Dyfi Osprey Project
Would you like to become involved with helping out at the Dyfi Osprey Project? Don't worry if you don't know much about ospreys or even birds in general. If you can do something well (and we all can do that), and you think your skills can help the project, you're very welcome to join us!
Ospreys have been seen regularly on the Dyfi Estuary for many years during the spring and autumn migration seasons. On 14th September 2004, during the early years of satellite tracking, a Scottish juvenile osprey known as SSK gave a transmission showing she was passing the Dyfi estuary on her first winter migration. Another satellite tracked two year old male, “Rothiemurcus”, passed Machynlleth on 31st May 2011 as he returned to the UK for the first time. In 2007, the Montgomeryshire Wildlife Trust put up an artificial nest on our Cors Dyfi/Morfa Dyfi reserve in an attempt to attract ospreys to stay and hopefully breed and start a new colony in Mid-Wales.
With the help of Roy Dennis from the Highland Foundation for Wildlife, our Conservation Officer Clive Faulkner and a group of Montgomeryshire Wildlife Trust volunteers built the nest to look as similar to a real osprey nest as possible. They even splashed on white paint to mimic osprey droppings!
Cors Dyfi (Dyfi bog) is a wonderful little nature reserve that is teaming with wildlife for most of the year. This is where the Dyfi Osprey Project is situated.

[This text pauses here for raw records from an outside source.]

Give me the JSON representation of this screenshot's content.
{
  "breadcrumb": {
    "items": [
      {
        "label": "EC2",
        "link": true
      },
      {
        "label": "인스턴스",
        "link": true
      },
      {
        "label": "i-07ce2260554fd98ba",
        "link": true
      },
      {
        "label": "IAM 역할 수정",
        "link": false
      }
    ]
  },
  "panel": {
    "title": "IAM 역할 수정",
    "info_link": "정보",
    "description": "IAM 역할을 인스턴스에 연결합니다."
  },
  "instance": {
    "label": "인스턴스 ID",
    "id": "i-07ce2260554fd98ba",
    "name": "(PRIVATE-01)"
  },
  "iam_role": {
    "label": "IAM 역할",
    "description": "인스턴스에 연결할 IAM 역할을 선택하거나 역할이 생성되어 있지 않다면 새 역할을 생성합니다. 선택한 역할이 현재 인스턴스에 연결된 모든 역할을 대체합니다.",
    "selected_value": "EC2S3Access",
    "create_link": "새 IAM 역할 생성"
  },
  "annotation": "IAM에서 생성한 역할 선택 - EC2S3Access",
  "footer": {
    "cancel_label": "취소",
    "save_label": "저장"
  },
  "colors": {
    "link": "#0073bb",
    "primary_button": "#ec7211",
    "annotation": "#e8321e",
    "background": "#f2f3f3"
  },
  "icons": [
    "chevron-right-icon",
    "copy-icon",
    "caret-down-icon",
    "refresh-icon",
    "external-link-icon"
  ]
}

Once estuary, reclaimed grazing, then conifer plantation and finally wildlife-rich wetland, the land at Cors Dyfi has seen many changes over the last few hundred years. Today the reserve is a healthy mixture of bog, swamp, wet woodland and scrub supporting a plethora of animals and plants, including the magnificent Osprey, which bred on the reserve for the first time in 2011. If you're lucky, you may also spot an otter or dormouse!
NEW FOR SPRING 2015
Dyfi 360 Oral History Project
The Dyfi 360 Observatory sits at the corner of three counties, it overlooks the meandering of the dark river and it quietly observes the ever-changing landscape. It is perfectly placed to capture so much of what goes on in and around the Dyfi valley.
As part of the 360 Project we want to record the people of this amazing place. We want to hear the stories about how it was, how things have changed and how it might be in the future. This is why we are launching a new Oral History Project from the 360 Observatory at Cors Dyfi.
Montgomeryshire Wildlife Trust is looking for volunteers to join the project. The project group will be trained to collect and record interviews, and will be involved in collating and producing a presentation that will be displayed in the 360 Observatory later next year. We are also looking for people who would like to share their stories and memories of the area and the river.
The training session for those wanting to collect and record interviews will take place on Monday 26th January in Machynlleth. However, there will be other opportunities to get involved if you are unable to make this date. Places are limited so please book early if you would like to attend.
In addition to stories and interviews we would also be interested in any old pictures or artefacts you may have of the area or work that took place here.
For more information about the project or to get involved please contact:
Kim Williams 01654 781414 email@example.com